### Dataset records
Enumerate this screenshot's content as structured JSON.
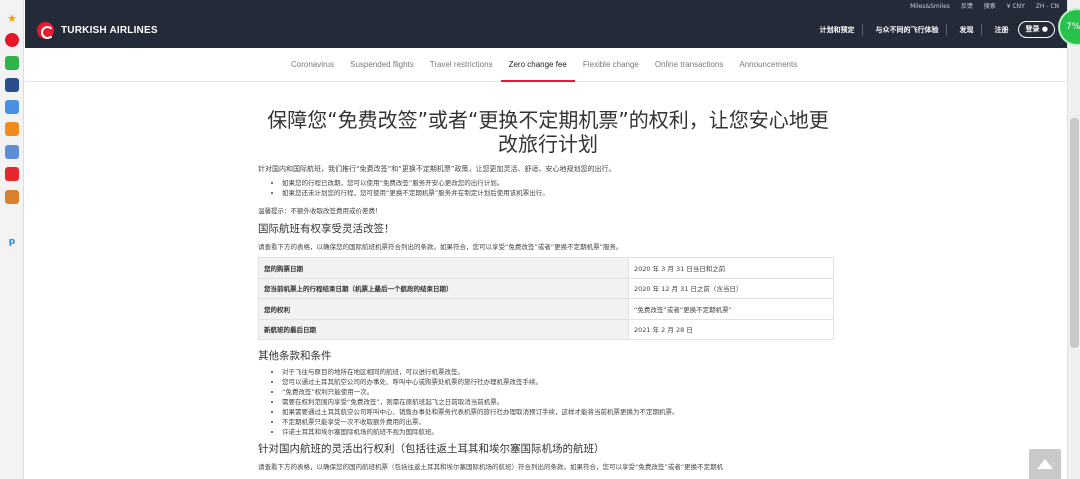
{
  "utility_bar": {
    "items": [
      "Miles&Smiles",
      "反馈",
      "搜索",
      "¥ CNY",
      "ZH - CN"
    ]
  },
  "header": {
    "brand": "TURKISH AIRLINES",
    "nav": [
      "计划和预定",
      "与众不同的飞行体验",
      "发现",
      "注册"
    ],
    "login": "登录"
  },
  "tabs": [
    {
      "label": "Coronavirus",
      "active": false
    },
    {
      "label": "Suspended flights",
      "active": false
    },
    {
      "label": "Travel restrictions",
      "active": false
    },
    {
      "label": "Zero change fee",
      "active": true
    },
    {
      "label": "Flexible change",
      "active": false
    },
    {
      "label": "Online transactions",
      "active": false
    },
    {
      "label": "Announcements",
      "active": false
    }
  ],
  "main": {
    "title": "保障您“免费改签”或者“更换不定期机票”的权利，让您安心地更改旅行计划",
    "intro": "针对国内和国际航班，我们推行“免费改签”和“更换不定期机票”政策，让您更加灵活、舒适、安心地规划您的出行。",
    "bullets": [
      "如果您的行程已改期，您可以使用“免费改签”服务开安心更改您的出行计划。",
      "如果您还未计划您的行程，您可使用“更换不定期机票”服务并在制定计划后使用该机票出行。"
    ],
    "note": "温馨提示：不额外收取改签费用或价差费！",
    "section1_title": "国际航班有权享受灵活改签！",
    "section1_desc": "请查看下方的表格，以确保您的国际航班机票符合列出的条款。如果符合，您可以享受“免费改签”或者“更换不定期机票”服务。",
    "table": [
      {
        "key": "您的购票日期",
        "value": "2020 年 3 月 31 日当日和之前"
      },
      {
        "key": "您当前机票上的行程结束日期（机票上最后一个航段的结束日期）",
        "value": "2020 年 12 月 31 日之前（含当日）"
      },
      {
        "key": "您的权利",
        "value": "“免费改签”或者“更换不定期机票”"
      },
      {
        "key": "新航班的最后日期",
        "value": "2021 年 2 月 28 日"
      }
    ],
    "section2_title": "其他条款和条件",
    "terms": [
      "对于飞往与原目的地所在地区相同的航班，可以进行机票改签。",
      "您可以通过土耳其航空公司的办事处、呼叫中心或购票处机票的旅行社办理机票改签手续。",
      "“免费改签”权利只能使用一次。",
      "需要在权利范围内享受“免费改签”，则需在原航班起飞之日前取消当前机票。",
      "如果需要通过土耳其航空公司呼叫中心、销售办事处和票务代表机票的旅行社办理取消预订手续，这样才能将当前机票更换为不定期机票。",
      "不定期机票只能享受一次不收取额外费用的出票。",
      "许诺土耳其和埃尔塞国际机场的航班不视为国际航班。"
    ],
    "section3_title": "针对国内航班的灵活出行权利（包括往返土耳其和埃尔塞国际机场的航班）",
    "section3_desc": "请查看下方的表格，以确保您的国内航班机票（包括往返土耳其和埃尔塞国际机场的航班）符合列出的条款。如果符合，您可以享受“免费改签”或者“更换不定期机"
  },
  "badge": "7%",
  "colors": {
    "header_bg": "#232b38",
    "brand_red": "#e81932",
    "active_tab_underline": "#e81932"
  }
}
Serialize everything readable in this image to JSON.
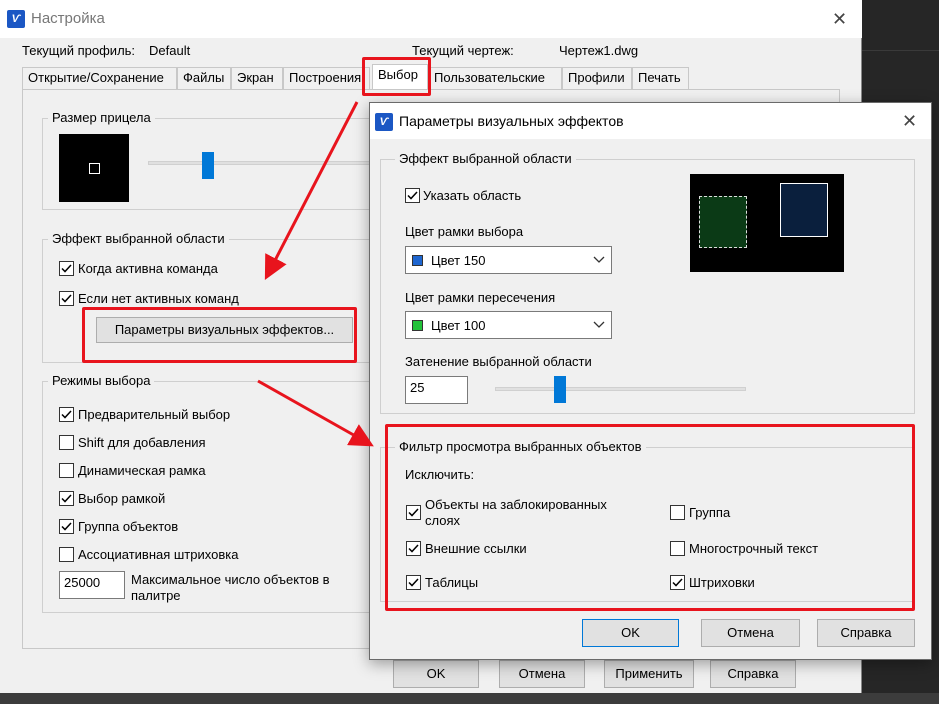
{
  "main_window": {
    "title": "Настройка",
    "close_glyph": "✕",
    "app_icon": "pen-logo-icon",
    "profile_label": "Текущий профиль:",
    "profile_value": "Default",
    "drawing_label": "Текущий чертеж:",
    "drawing_value": "Чертеж1.dwg",
    "tabs": [
      {
        "label": "Открытие/Сохранение"
      },
      {
        "label": "Файлы"
      },
      {
        "label": "Экран"
      },
      {
        "label": "Построения"
      },
      {
        "label": "Выбор",
        "active": true
      },
      {
        "label": "Пользовательские"
      },
      {
        "label": "Профили"
      },
      {
        "label": "Печать"
      }
    ],
    "aperture": {
      "title": "Размер прицела",
      "slider_fraction": 0.2
    },
    "selection_effect": {
      "title": "Эффект выбранной области",
      "when_command_active": "Когда активна команда",
      "when_no_command": "Если нет активных команд",
      "visual_effects_button": "Параметры визуальных эффектов..."
    },
    "selection_modes": {
      "title": "Режимы выбора",
      "items": [
        {
          "label": "Предварительный выбор",
          "checked": true
        },
        {
          "label": "Shift для добавления",
          "checked": false
        },
        {
          "label": "Динамическая рамка",
          "checked": false
        },
        {
          "label": "Выбор рамкой",
          "checked": true
        },
        {
          "label": "Группа объектов",
          "checked": true
        },
        {
          "label": "Ассоциативная штриховка",
          "checked": false
        }
      ],
      "max_objects_value": "25000",
      "max_objects_label_line1": "Максимальное число объектов в",
      "max_objects_label_line2": "палитре"
    },
    "buttons": {
      "ok": "OK",
      "cancel": "Отмена",
      "apply": "Применить",
      "help": "Справка"
    }
  },
  "dialog": {
    "title": "Параметры визуальных эффектов",
    "close_glyph": "✕",
    "effect_group": {
      "title": "Эффект выбранной области",
      "indicate_area": "Указать область",
      "window_color_label": "Цвет рамки выбора",
      "window_color_value": "Цвет 150",
      "window_color_hex": "#1e66d0",
      "crossing_color_label": "Цвет рамки пересечения",
      "crossing_color_value": "Цвет 100",
      "crossing_color_hex": "#22c23a",
      "shading_label": "Затенение выбранной области",
      "shading_value": "25",
      "shading_slider_fraction": 0.25
    },
    "filter_group": {
      "title": "Фильтр просмотра выбранных объектов",
      "exclude_label": "Исключить:",
      "left_items": [
        {
          "label_line1": "Объекты на заблокированных",
          "label_line2": "слоях",
          "checked": true
        },
        {
          "label_line1": "Внешние ссылки",
          "checked": true
        },
        {
          "label_line1": "Таблицы",
          "checked": true
        }
      ],
      "right_items": [
        {
          "label": "Группа",
          "checked": false
        },
        {
          "label": "Многострочный текст",
          "checked": false
        },
        {
          "label": "Штриховки",
          "checked": true
        }
      ]
    },
    "buttons": {
      "ok": "OK",
      "cancel": "Отмена",
      "help": "Справка"
    }
  },
  "colors": {
    "highlight_red": "#e8141d",
    "accent_blue": "#0078d7"
  }
}
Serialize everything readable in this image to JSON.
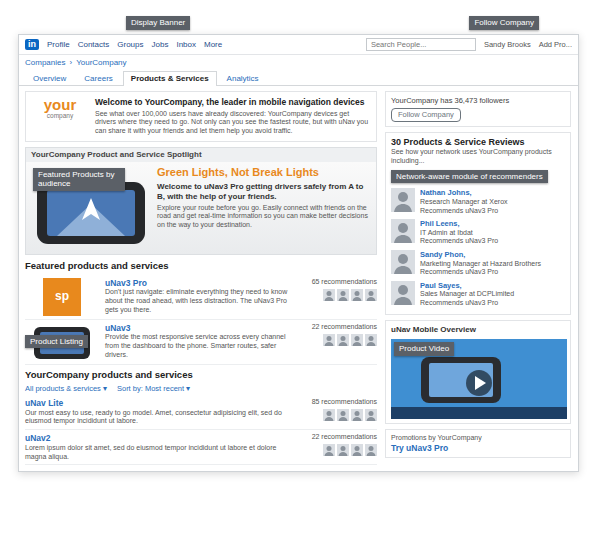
{
  "callouts": [
    {
      "label": "Display Banner"
    },
    {
      "label": "Follow Company"
    },
    {
      "label": "Featured Products by audience"
    },
    {
      "label": "Network-aware module of recommenders"
    },
    {
      "label": "Product Listing"
    },
    {
      "label": "Product Video"
    }
  ],
  "topbar": {
    "logo": "in",
    "nav": [
      "Profile",
      "Contacts",
      "Groups",
      "Jobs",
      "Inbox",
      "More"
    ],
    "search": "Search People...",
    "user": "Sandy Brooks",
    "add": "Add Pro..."
  },
  "breadcrumb": [
    "Companies",
    "›",
    "YourCompany"
  ],
  "tabs": [
    {
      "label": "Overview",
      "selected": false
    },
    {
      "label": "Careers",
      "selected": false
    },
    {
      "label": "Products & Services",
      "selected": true
    },
    {
      "label": "Analytics",
      "selected": false
    }
  ],
  "banner": {
    "logo": "your",
    "logo_sub": "company",
    "title": "Welcome to YourCompany, the leader in mobile navigation devices",
    "text": "See what over 100,000 users have already discovered: YourCompany devices get drivers where they need to go. Not only can you see the fastest route, but with uNav you can share it with your friends and let them help you avoid traffic."
  },
  "spotlight": {
    "title": "YourCompany Product and Service Spotlight",
    "headline": "Green Lights, Not Break Lights",
    "subhead": "Welcome to uNav3 Pro getting drivers safely from A to B, with the help of your friends.",
    "text": "Explore your route before you go. Easily connect with friends on the road and get real-time information so you can make better decisions on the way to your destination."
  },
  "featured": {
    "title": "Featured products and services",
    "items": [
      {
        "kind": "badge",
        "badge": "sp",
        "name": "uNav3 Pro",
        "text": "Don't just navigate: eliminate everything they need to know about the road ahead, with less distraction. The uNav3 Pro gets you there.",
        "recommendations": "65 recommendations"
      },
      {
        "kind": "device",
        "name": "uNav3",
        "text": "Provide the most responsive service across every channel from the dashboard to the phone. Smarter routes, safer drivers.",
        "recommendations": "22 recommendations"
      }
    ]
  },
  "listing": {
    "title": "YourCompany products and services",
    "filter": "All products & services ▾",
    "sort": "Sort by: Most recent ▾",
    "items": [
      {
        "name": "uNav Lite",
        "text": "Our most easy to use, ready to go model. Amet, consectetur adipisicing elit, sed do eiusmod tempor incididunt ut labore.",
        "recommendations": "85 recommendations"
      },
      {
        "name": "uNav2",
        "text": "Lorem ipsum dolor sit amet, sed do eiusmod tempor incididunt ut labore et dolore magna aliqua.",
        "recommendations": "22 recommendations"
      }
    ]
  },
  "follow": {
    "count": "YourCompany has 36,473 followers",
    "button": "Follow Company"
  },
  "reviews": {
    "title": "30 Products & Service Reviews",
    "text": "See how your network uses YourCompany products including...",
    "people": [
      {
        "name": "Nathan Johns,",
        "role": "Research Manager at Xerox",
        "rec": "Recommends uNav3 Pro"
      },
      {
        "name": "Phil Leens,",
        "role": "IT Admin at Ibdat",
        "rec": "Recommends uNav3 Pro"
      },
      {
        "name": "Sandy Phon,",
        "role": "Marketing Manager at Hazard Brothers",
        "rec": "Recommends uNav3 Pro"
      },
      {
        "name": "Paul Sayes,",
        "role": "Sales Manager at DCPLimited",
        "rec": "Recommends uNav3 Pro"
      }
    ]
  },
  "video": {
    "title": "uNav Mobile Overview"
  },
  "promo": {
    "title": "Promotions by YourCompany",
    "link": "Try uNav3 Pro"
  }
}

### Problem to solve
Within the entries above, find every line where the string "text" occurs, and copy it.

### Expected output
    "text": "See what over 100,000 users have already discovered: YourCompany devices get drivers where they need to go. Not only can you see the fastest route, but with uNav you can share it with your friends and let them help you avoid traffic."
    "text": "Explore your route before you go. Easily connect with friends on the road and get real-time information so you can make better decisions on the way to your destination."
        "text": "Don't just navigate: eliminate everything they need to know about the road ahead, with less distraction. The uNav3 Pro gets you there.",
        "text": "Provide the most responsive service across every channel from the dashboard to the phone. Smarter routes, safer drivers.",
        "text": "Our most easy to use, ready to go model. Amet, consectetur adipisicing elit, sed do eiusmod tempor incididunt ut labore.",
        "text": "Lorem ipsum dolor sit amet, sed do eiusmod tempor incididunt ut labore et dolore magna aliqua.",
    "text": "See how your network uses YourCompany products including...",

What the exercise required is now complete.